Here's the principal issue: Tom was promised responses to inquiries he made to HQ USAF and the VA. In the case of the VA, he spoke with Mr. Josh Taylor's associate Mr. Steve Westerfield, who promised Philpott (as reported at the end of the article) that the VA would carefully look into the issue. We've never had a response from Taylor so I asked for their info via FOIA. Now, over five months having past, the VA's Ms. Gwendolyn Smith ("Alternate FOIA Officer" for the VA) tells us:
NO RECORDS FOUND
This office queried a number of business lines pertaining to your request. The records containing this information are not located in our office.Here is the language of my May request:
2. Copies of emails, memos, marginal notations or documents and any other materials prepared or received by Mr. Josh Taylor concerning Agent Orange contamination of C-123K aircraft.So how could this happen, especially after national publication of our story, after emails floating back and forth between us and the VA, GSA and DOD, after IG complaints and all the other turmoil? How could the VA response to my FOIA come back boldly stating "No Records Found"?
Easy. Two possibilities. First, perhaps they lied and falsified their FOIA response. Or second (and more likely) perhaps they used carefully crafted and misleading language to avoid the request. Here's how: Since there is absolutely no way that Mr. Josh Taylor didn't have at least some of the materials requested in my FOIA, the only way to avoid releasing them is to factually state, as above, that the "records containing this information are not located in our office." They don't say the records don't exist...they simply say the records are not in their office...the FOIA office. They say nothing about Mr. Taylor's office, or any other place the materials might reside. This is an example of what Air Force Academy cadets, in their Honor Code Handbook, are taught amounts to PREVARICATION...QUIBBLING! Using half-truths to form a lie by sliding around the margins of truth!
The VA didn't even acknowledge the 320-page binder we sent the Secretary, containing the Air Force test results, consultant reports, emails within AFMC, etc. This also should have been part of their FOIA response. (Oct 26 note: the VA has released Mr. Philpott's email to the VA seeking comment - and for some reason, a press release about the Blue Water Navy.)
Taylor, whose representative personally spoke with Mr. Tom Philpott during the preparation of the Gannett newspaper chain article which appeared in dozens of newspapers nationwide, must have logged their conversation, perhaps made notes during the interview, perhaps reported to his supervisors, perhaps (dare we hope?) actually done what he promised and what he is paid to do..."to carefully look into the issue".
I am amazed that the VA and all our fellow citizens expect military officers to be bound by our inflexible code of honor but don't seem have one themselves. Our military code which, if not already part of our personal character, is spelled out in detail in the UCMJ as well as in two centuries of military tradition. Look at Mr. Taylor's promise to look carefully into the issue, and his failure to do so...perhaps, his decision even as the words were spoken to AVOID doing so. Honorable?
In the military, an officer stating in the national press that he would do something would result in that something getting done, or the officer is in grave trouble.
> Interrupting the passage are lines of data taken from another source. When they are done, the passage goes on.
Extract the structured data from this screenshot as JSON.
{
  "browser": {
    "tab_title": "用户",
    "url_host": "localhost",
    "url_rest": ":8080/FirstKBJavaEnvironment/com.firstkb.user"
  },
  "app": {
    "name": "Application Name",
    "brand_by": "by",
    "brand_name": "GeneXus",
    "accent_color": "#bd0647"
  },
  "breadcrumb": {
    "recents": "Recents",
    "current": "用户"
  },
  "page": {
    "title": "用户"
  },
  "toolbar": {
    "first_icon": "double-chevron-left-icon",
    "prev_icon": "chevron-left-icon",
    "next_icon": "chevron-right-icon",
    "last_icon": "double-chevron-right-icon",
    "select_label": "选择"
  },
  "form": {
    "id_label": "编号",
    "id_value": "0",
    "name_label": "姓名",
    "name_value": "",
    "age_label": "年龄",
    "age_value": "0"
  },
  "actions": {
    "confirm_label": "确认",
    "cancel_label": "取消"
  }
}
We call it honor. Sadly, in the VA, no such standard of honor seems to exist which would interest Public Relations wonks to actually do what they promise. Even if they are government employees assigned to do so. Even if, as with Mr. Taylor and Mr. Westerfield, it is their job to provide the truth to the press so that the press can properly exercise its constitutional duties.